TASK TO CARRY OUT: Pull every line holding the string "arrow" from the records below.
DATA START
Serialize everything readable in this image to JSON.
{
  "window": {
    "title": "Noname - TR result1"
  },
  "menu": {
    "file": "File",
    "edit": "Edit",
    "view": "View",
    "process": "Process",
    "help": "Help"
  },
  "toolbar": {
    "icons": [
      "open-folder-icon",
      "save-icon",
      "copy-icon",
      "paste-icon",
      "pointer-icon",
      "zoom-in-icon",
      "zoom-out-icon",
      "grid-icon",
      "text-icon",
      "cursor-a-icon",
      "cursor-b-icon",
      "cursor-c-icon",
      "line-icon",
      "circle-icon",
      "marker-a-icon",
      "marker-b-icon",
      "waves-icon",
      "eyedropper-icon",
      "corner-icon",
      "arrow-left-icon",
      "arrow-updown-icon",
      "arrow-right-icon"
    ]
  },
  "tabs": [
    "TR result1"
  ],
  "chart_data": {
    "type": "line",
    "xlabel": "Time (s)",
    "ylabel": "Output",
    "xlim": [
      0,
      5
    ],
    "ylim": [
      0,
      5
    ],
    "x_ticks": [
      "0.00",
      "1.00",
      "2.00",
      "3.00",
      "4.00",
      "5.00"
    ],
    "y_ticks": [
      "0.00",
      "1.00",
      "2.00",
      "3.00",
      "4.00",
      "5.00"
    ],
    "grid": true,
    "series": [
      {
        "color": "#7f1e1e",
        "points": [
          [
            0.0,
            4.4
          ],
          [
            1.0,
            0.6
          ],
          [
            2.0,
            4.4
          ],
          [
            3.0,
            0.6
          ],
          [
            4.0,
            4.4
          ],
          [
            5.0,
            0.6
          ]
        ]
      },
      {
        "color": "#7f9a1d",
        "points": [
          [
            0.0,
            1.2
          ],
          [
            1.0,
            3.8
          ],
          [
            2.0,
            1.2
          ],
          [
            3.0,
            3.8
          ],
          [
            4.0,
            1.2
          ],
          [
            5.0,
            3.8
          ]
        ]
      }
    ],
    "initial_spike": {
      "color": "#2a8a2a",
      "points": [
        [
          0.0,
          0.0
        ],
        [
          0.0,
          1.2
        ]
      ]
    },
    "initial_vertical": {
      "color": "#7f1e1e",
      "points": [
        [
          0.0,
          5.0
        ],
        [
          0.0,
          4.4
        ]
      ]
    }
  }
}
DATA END
RESULT:
      "arrow-left-icon",
      "arrow-updown-icon",
      "arrow-right-icon"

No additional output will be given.